Monday, August 21, 2017: a total solar eclipse passing through just south of Portland, Oregon. A mere 4 hour drive south of Seattle. Naturally we went: due to forecast traffic we drove to Vancouver, WA on Saturday morning, spent one night there, then Sunday night at 2am woke up and drove down to Weathers Street Park in Salem. We didn't want to take any chances and miss the "totality": being in the path of the total eclipse. Traffic was light for both drives. It took about an hour to get to Salem, where the city had opened all of the city parks to free tent camping. We didn't know this when we formulated the plan -- we planned to do this all along. We set up a tent and threw the kids in, set up a cot and a hammock and slept under the stars. Amazingly everyone went back to sleep and slept until the usual wake up time of 7am.

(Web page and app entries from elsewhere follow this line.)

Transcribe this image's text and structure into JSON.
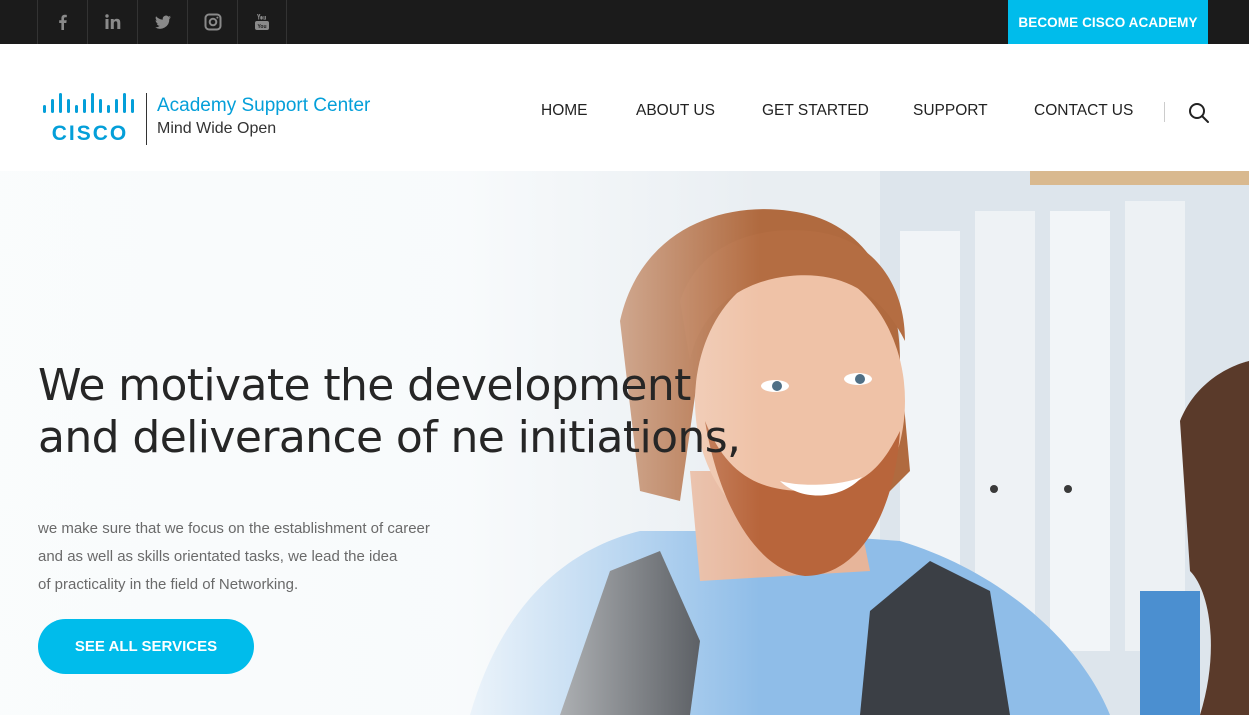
{
  "topbar": {
    "social": [
      {
        "icon": "facebook-icon",
        "glyph": "f"
      },
      {
        "icon": "linkedin-icon",
        "glyph": "in"
      },
      {
        "icon": "twitter-icon",
        "glyph": ""
      },
      {
        "icon": "instagram-icon",
        "glyph": ""
      },
      {
        "icon": "youtube-icon",
        "glyph": ""
      }
    ],
    "cta_label": "BECOME CISCO ACADEMY"
  },
  "header": {
    "logo_text": "CISCO",
    "brand_title": "Academy Support Center",
    "brand_tagline": "Mind Wide Open",
    "nav": [
      "HOME",
      "ABOUT US",
      "GET STARTED",
      "SUPPORT",
      "CONTACT US"
    ],
    "search_icon": "search-icon"
  },
  "hero": {
    "headline_line1": "We motivate the development",
    "headline_line2": "and deliverance of ne initiations,",
    "desc_line1": "we make sure that we focus on the establishment of career",
    "desc_line2": "and as well as skills orientated tasks, we lead the idea",
    "desc_line3": "of practicality in the field of Networking.",
    "cta_label": "SEE ALL SERVICES"
  },
  "colors": {
    "accent": "#00bceb",
    "brand_blue": "#049fd9",
    "topbar_bg": "#1b1b1b",
    "text_dark": "#262626"
  }
}
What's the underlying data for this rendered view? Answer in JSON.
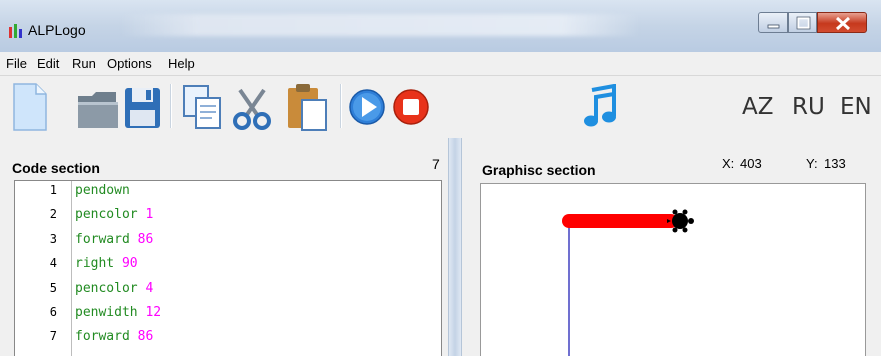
{
  "window": {
    "title": "ALPLogo"
  },
  "menu": {
    "items": [
      "File",
      "Edit",
      "Run",
      "Options",
      "Help"
    ]
  },
  "toolbar": {
    "icons": [
      "new-file-icon",
      "open-folder-icon",
      "save-icon",
      "copy-icon",
      "cut-icon",
      "paste-icon",
      "run-icon",
      "stop-icon",
      "music-icon"
    ],
    "languages": [
      "AZ",
      "RU",
      "EN"
    ]
  },
  "code_section": {
    "title": "Code section",
    "line_count": "7",
    "lines": [
      {
        "number": "1",
        "command": "pendown",
        "arg": ""
      },
      {
        "number": "2",
        "command": "pencolor",
        "arg": "1"
      },
      {
        "number": "3",
        "command": "forward",
        "arg": "86"
      },
      {
        "number": "4",
        "command": "right",
        "arg": "90"
      },
      {
        "number": "5",
        "command": "pencolor",
        "arg": "4"
      },
      {
        "number": "6",
        "command": "penwidth",
        "arg": "12"
      },
      {
        "number": "7",
        "command": "forward",
        "arg": "86"
      }
    ]
  },
  "graphics_section": {
    "title": "Graphisc section",
    "x_label": "X:",
    "x_value": "403",
    "y_label": "Y:",
    "y_value": "133"
  },
  "colors": {
    "code_command": "#228b22",
    "code_number": "#ff00ff",
    "line_color_1": "#4040c0",
    "line_color_4": "#ff0000",
    "stop_button": "#e8321a",
    "run_button": "#2f7fd8",
    "music_note": "#1f8fe0"
  }
}
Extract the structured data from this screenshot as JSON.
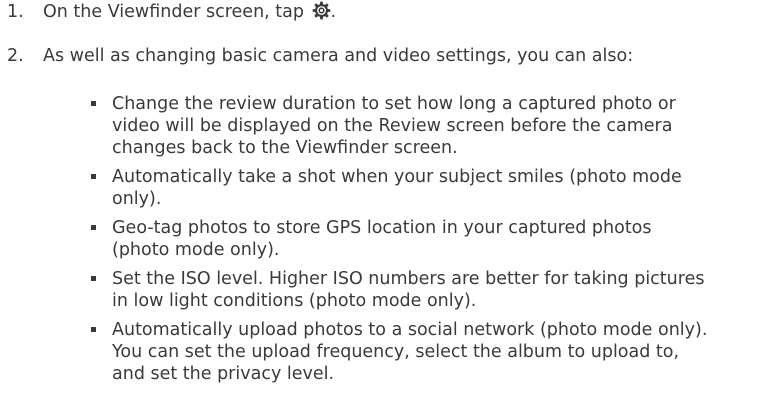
{
  "steps": [
    {
      "number": "1.",
      "text_before_icon": "On the Viewfinder screen, tap ",
      "icon": "settings-gear-icon",
      "text_after_icon": "."
    },
    {
      "number": "2.",
      "text": "As well as changing basic camera and video settings, you can also:"
    }
  ],
  "bullets": [
    "Change the review duration to set how long a captured photo or video will be displayed on the Review screen before the camera changes back to the Viewfinder screen.",
    "Automatically take a shot when your subject smiles (photo mode only).",
    "Geo-tag photos to store GPS location in your captured photos (photo mode only).",
    "Set the ISO level. Higher ISO numbers are better for taking pictures in low light conditions (photo mode only).",
    "Automatically upload photos to a social network (photo mode only). You can set the upload frequency, select the album to upload to, and set the privacy level."
  ]
}
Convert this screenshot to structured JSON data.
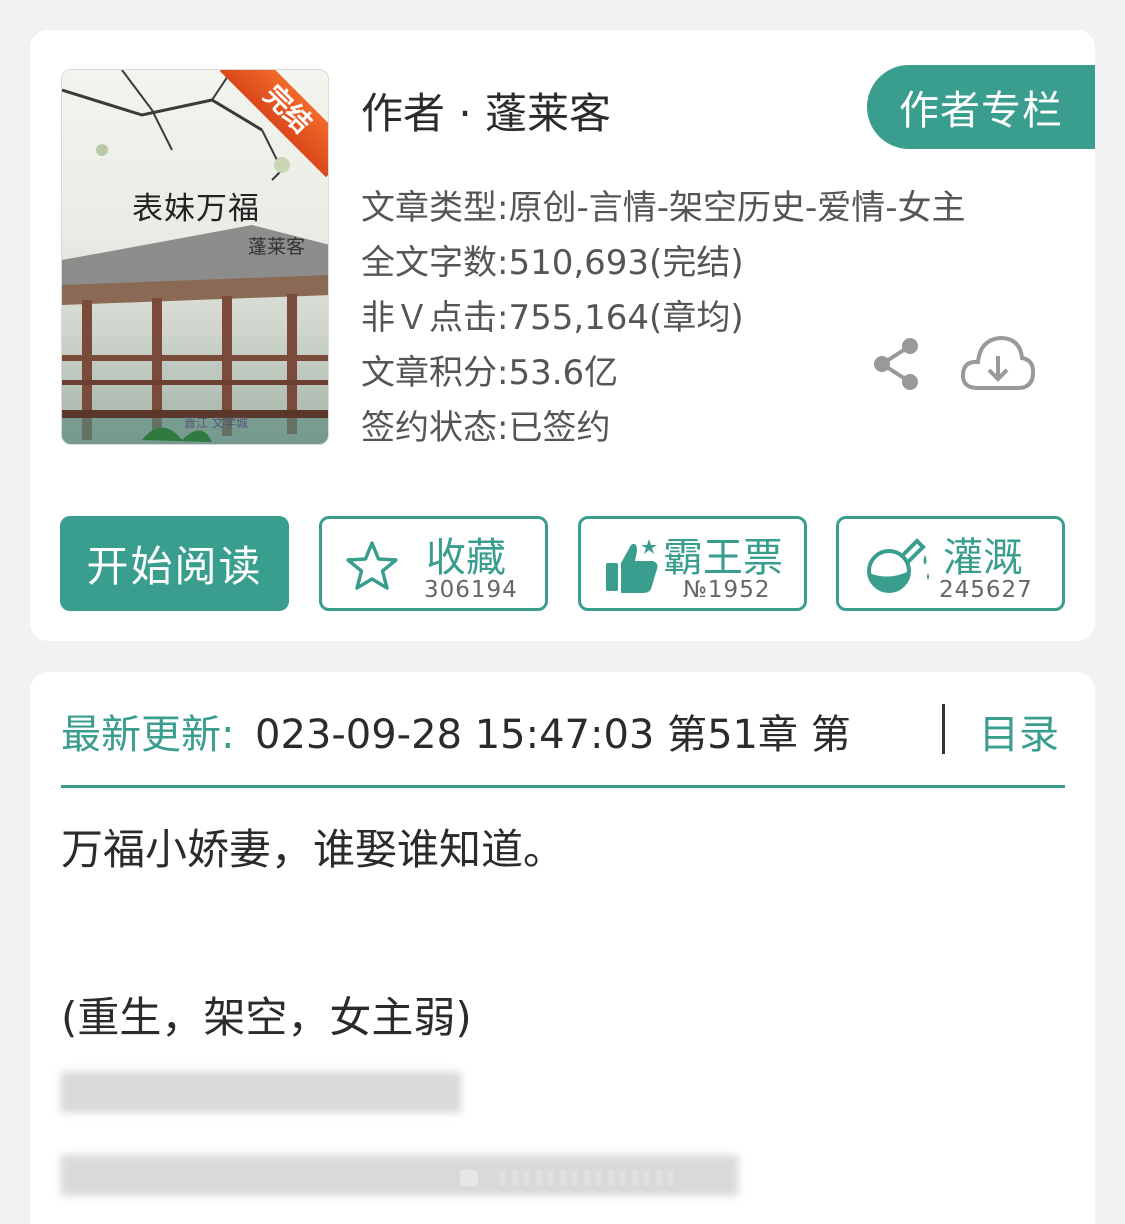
{
  "book": {
    "cover_title": "表妹万福",
    "cover_author": "蓬莱客",
    "cover_badge": "完结",
    "cover_logo": "晋江 文学城",
    "author_line": "作者 · 蓬莱客",
    "author_column_button": "作者专栏",
    "meta": [
      "文章类型:原创-言情-架空历史-爱情-女主",
      "全文字数:510,693(完结)",
      "非Ｖ点击:755,164(章均)",
      "文章积分:53.6亿",
      "签约状态:已签约"
    ]
  },
  "actions": {
    "read": "开始阅读",
    "favorite_label": "收藏",
    "favorite_count": "306194",
    "ticket_label": "霸王票",
    "ticket_count": "№1952",
    "water_label": "灌溉",
    "water_count": "245627"
  },
  "latest": {
    "label": "最新更新:",
    "value": "023-09-28 15:47:03   第51章 第",
    "catalog": "目录"
  },
  "intro": [
    "万福小娇妻，谁娶谁知道。",
    "(重生，架空，女主弱)"
  ],
  "colors": {
    "accent": "#3a9e8f",
    "badge": "#e85a24"
  },
  "icons": [
    "share-icon",
    "download-cloud-icon",
    "star-icon",
    "thumbs-up-icon",
    "flask-icon"
  ]
}
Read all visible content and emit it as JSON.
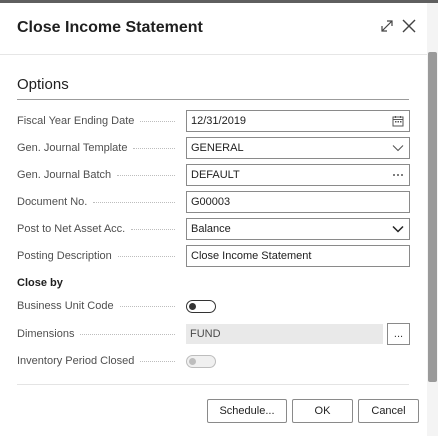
{
  "dialog": {
    "title": "Close Income Statement",
    "expand_icon": "expand-diagonal-icon",
    "close_icon": "close-icon"
  },
  "options": {
    "section_title": "Options",
    "fields": [
      {
        "label": "Fiscal Year Ending Date",
        "value": "12/31/2019",
        "adornment": "calendar-icon"
      },
      {
        "label": "Gen. Journal Template",
        "value": "GENERAL",
        "adornment": "chevron-down-icon"
      },
      {
        "label": "Gen. Journal Batch",
        "value": "DEFAULT",
        "adornment": "ellipsis-icon"
      },
      {
        "label": "Document No.",
        "value": "G00003"
      },
      {
        "label": "Post to Net Asset Acc.",
        "value": "Balance",
        "adornment": "chevron-down-icon"
      },
      {
        "label": "Posting Description",
        "value": "Close Income Statement"
      }
    ]
  },
  "close_by": {
    "subhead": "Close by",
    "business_unit_code": {
      "label": "Business Unit Code",
      "enabled": false
    },
    "dimensions": {
      "label": "Dimensions",
      "value": "FUND",
      "assist": "..."
    },
    "inventory_period_closed": {
      "label": "Inventory Period Closed",
      "enabled": false,
      "disabled": true
    }
  },
  "footer": {
    "schedule_label": "Schedule...",
    "ok_label": "OK",
    "cancel_label": "Cancel"
  },
  "colors": {
    "dialog_bg": "#ffffff",
    "backdrop": "#5f5f5f",
    "border": "#8a8a8a",
    "label": "#4f4f4f"
  }
}
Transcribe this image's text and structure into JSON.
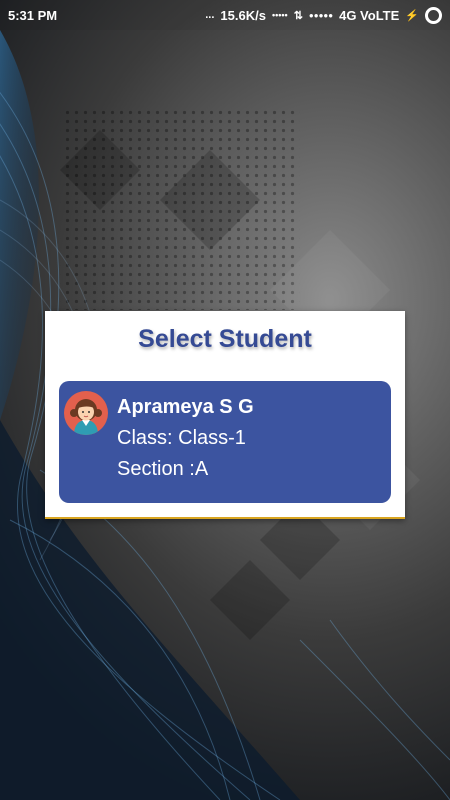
{
  "status_bar": {
    "time": "5:31 PM",
    "network_speed": "15.6K/s",
    "dots": "...",
    "signal_left": "•••••",
    "signal_right": "●●●●●",
    "network_type": "4G VoLTE",
    "icons": [
      "download-arrows-icon",
      "signal-icon",
      "charging-icon",
      "battery-ring-icon"
    ]
  },
  "dialog": {
    "title": "Select Student",
    "students": [
      {
        "name": "Aprameya S G",
        "class_line": "Class: Class-1",
        "section_line": "Section :A",
        "avatar": "student-avatar-icon"
      }
    ]
  },
  "colors": {
    "title": "#354a94",
    "card": "#3c54a0",
    "avatar_bg": "#e3604d",
    "dialog_border": "#d9a520"
  }
}
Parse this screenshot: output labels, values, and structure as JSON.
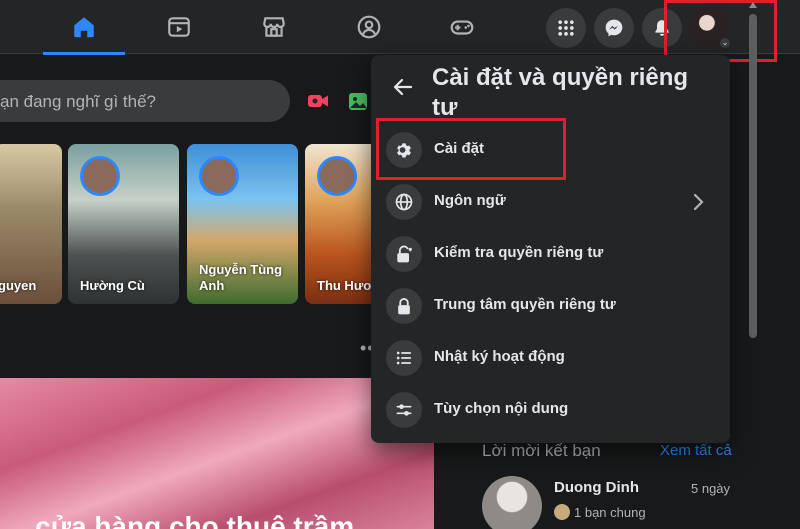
{
  "nav": {
    "tabs": [
      {
        "name": "home-icon",
        "active": true
      },
      {
        "name": "watch-icon",
        "active": false
      },
      {
        "name": "marketplace-icon",
        "active": false
      },
      {
        "name": "groups-icon",
        "active": false
      },
      {
        "name": "gaming-icon",
        "active": false
      }
    ],
    "right_icons": [
      "menu-grid-icon",
      "messenger-icon",
      "notifications-icon"
    ]
  },
  "composer": {
    "placeholder": "ạn đang nghĩ gì thế?"
  },
  "stories": [
    {
      "name": "guyen"
    },
    {
      "name": "Hường Cù"
    },
    {
      "name": "Nguyễn Tùng Anh"
    },
    {
      "name": "Thu Hươn"
    }
  ],
  "post": {
    "caption": "... cửa hàng cho thuê trầm ..."
  },
  "settings_menu": {
    "title": "Cài đặt và quyền riêng tư",
    "items": [
      {
        "label": "Cài đặt",
        "icon": "gear-icon"
      },
      {
        "label": "Ngôn ngữ",
        "icon": "globe-icon"
      },
      {
        "label": "Kiểm tra quyền riêng tư",
        "icon": "privacy-checkup-icon"
      },
      {
        "label": "Trung tâm quyền riêng tư",
        "icon": "lock-icon"
      },
      {
        "label": "Nhật ký hoạt động",
        "icon": "list-icon"
      },
      {
        "label": "Tùy chọn nội dung",
        "icon": "sliders-icon"
      }
    ]
  },
  "friend_requests": {
    "title": "Lời mời kết bạn",
    "see_all": "Xem tất cả",
    "items": [
      {
        "name": "Duong Dinh",
        "time": "5 ngày",
        "mutual": "1 bạn chung"
      }
    ]
  },
  "colors": {
    "accent": "#2d88ff",
    "highlight_box": "#e0202a",
    "background": "#18191a",
    "surface": "#242526"
  }
}
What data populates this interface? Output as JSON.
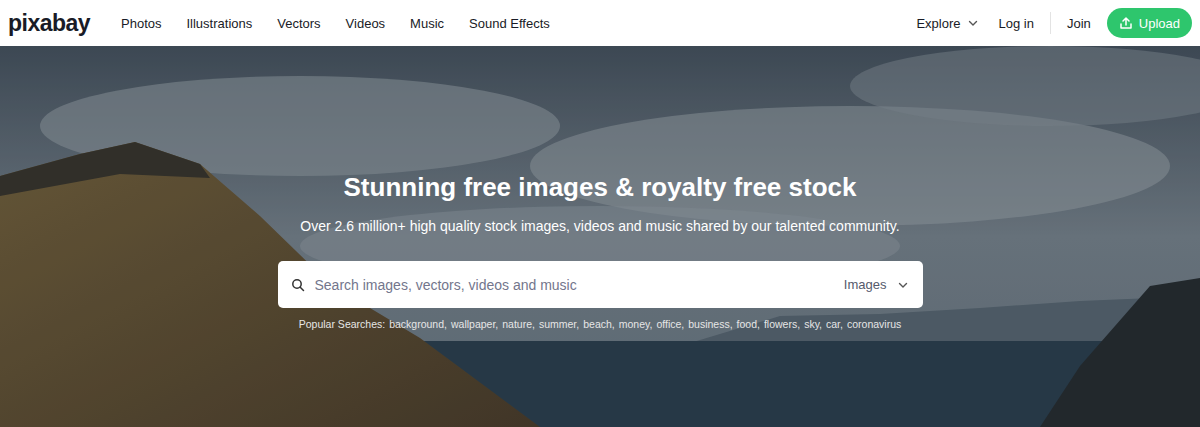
{
  "logo": "pixabay",
  "nav": [
    {
      "label": "Photos"
    },
    {
      "label": "Illustrations"
    },
    {
      "label": "Vectors"
    },
    {
      "label": "Videos"
    },
    {
      "label": "Music"
    },
    {
      "label": "Sound Effects"
    }
  ],
  "header_actions": {
    "explore": "Explore",
    "login": "Log in",
    "join": "Join",
    "upload": "Upload"
  },
  "hero": {
    "title": "Stunning free images & royalty free stock",
    "subtitle": "Over 2.6 million+ high quality stock images, videos and music shared by our talented community."
  },
  "search": {
    "placeholder": "Search images, vectors, videos and music",
    "type": "Images"
  },
  "popular": {
    "label": "Popular Searches:",
    "separator": ",",
    "terms": [
      "background",
      "wallpaper",
      "nature",
      "summer",
      "beach",
      "money",
      "office",
      "business",
      "food",
      "flowers",
      "sky",
      "car",
      "coronavirus"
    ]
  }
}
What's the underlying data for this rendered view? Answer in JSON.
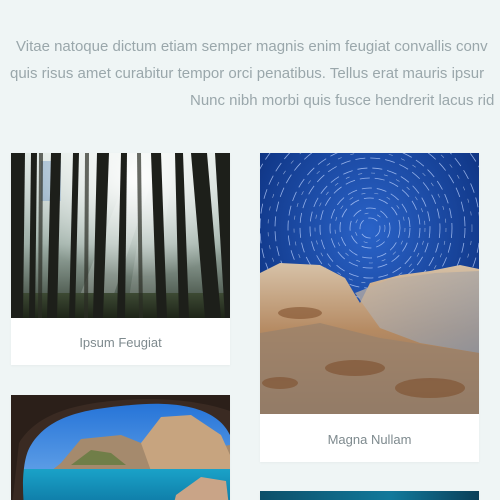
{
  "intro": {
    "line1": "Vitae natoque dictum etiam semper magnis enim feugiat convallis conv",
    "line2": "quis risus amet curabitur tempor orci penatibus. Tellus erat mauris ipsur",
    "line3": "Nunc nibh morbi quis fusce hendrerit lacus rid"
  },
  "gallery": {
    "cards": [
      {
        "caption": "Ipsum Feugiat",
        "image": "forest-sunbeams-photo"
      },
      {
        "caption": "Magna Nullam",
        "image": "star-trails-rocks-photo"
      },
      {
        "caption": "",
        "image": "sea-cave-coast-photo"
      },
      {
        "caption": "",
        "image": "ocean-photo"
      }
    ]
  },
  "colors": {
    "background": "#eff5f5",
    "text_muted": "#9aa7ab",
    "caption_text": "#7e8a8e",
    "card_background": "#ffffff"
  }
}
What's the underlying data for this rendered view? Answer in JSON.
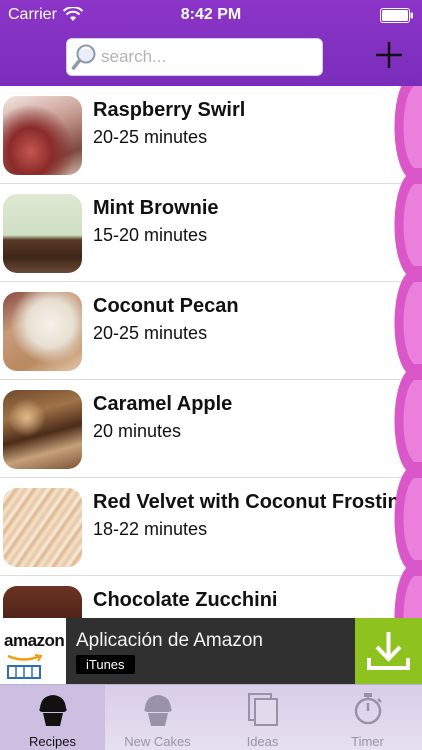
{
  "status_bar": {
    "carrier": "Carrier",
    "time": "8:42 PM"
  },
  "search": {
    "placeholder": "search..."
  },
  "recipes": [
    {
      "name": "Raspberry Swirl",
      "time": "20-25 minutes"
    },
    {
      "name": "Mint Brownie",
      "time": "15-20 minutes"
    },
    {
      "name": "Coconut Pecan",
      "time": "20-25 minutes"
    },
    {
      "name": "Caramel Apple",
      "time": "20 minutes"
    },
    {
      "name": "Red Velvet with Coconut Frosting",
      "time": "18-22 minutes"
    },
    {
      "name": "Chocolate Zucchini",
      "time": ""
    }
  ],
  "ad": {
    "brand": "amazon",
    "title": "Aplicación de Amazon",
    "badge": "iTunes"
  },
  "tabs": [
    {
      "label": "Recipes",
      "icon": "cupcake-icon",
      "active": true
    },
    {
      "label": "New Cakes",
      "icon": "cupcake-icon",
      "active": false
    },
    {
      "label": "Ideas",
      "icon": "pages-icon",
      "active": false
    },
    {
      "label": "Timer",
      "icon": "stopwatch-icon",
      "active": false
    }
  ],
  "colors": {
    "header": "#8c35c8",
    "scallop": "#d957c8",
    "ad_download": "#8dc21f"
  }
}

The eclipse started just after 9am, with the total eclipse lasting one minute and fifty two seconds. I set up my digital SLR on a tripod taking a photo every minute then every 2 seconds, then every 5 seconds. I wasn't confident of the sun's path, and I knew I didn't want a big wide-angle shot since I wanted more of a closeup of the sun, so I had to periodically go back and re-adjust. I stitched these images together into a video which turned out really rather nicely especially given how little I paid attention to the setup.
About 15 minutes prior to the totality I also kicked off a live stream on Facebook from my iPad which was viewed live by 44 people, with more subsequent views. In the chaos that followed I neglected to upload nor save locally the HD version of the video -- a missed opportunity but I think the video is actually most interesting for the reaction of the crowd when the sun is completely eclipsed.
Finally I used my iPhone to record a very short (about 44 second) video during the midst of the totality. It truly was frantic: I wanted to capture the kids' reactions, and capture the birds, and the sky, and the crowd, all the while also trying to take in the experience myself. This XKCD comic puts it best: a total solar eclipse is so, so, so much more amazing that a partial eclipse.
I shared a lot of stuff on Facebook already; there's a collection of all the content on Google Photos as usual. For this event, however, I went a step further: I assembled all three videos linked above into a single video. The DSLR stitched photos isn't actually real time -- it's sped up dramatically then I repeat the same couple bits over and over until the end of the totality where it speeds up dramatically again -- but I got pretty close to syncing the start of the total eclipse with the Facebook live feed video. The live feed video plus the 44 second clip both have audio which made it possible to play both videos in sync with each other. So I assembled a montage of all three videos: you can see what the sun is doing at the same time as you hear the crowd, then you get a glimpse of on-the-ground action in the middle of it all.
A couple of quick notes: the FB live stream video has been trimmed significantly for the clip from its original length, and when the short clip swings over to the left you can see the DSLR that's taking the photos, and to its right you can see a pillar supporting the roof of the picnic area -- you might be able to just barely make out the iPad leaning up against it (in case you wanted an idea of where each video originates).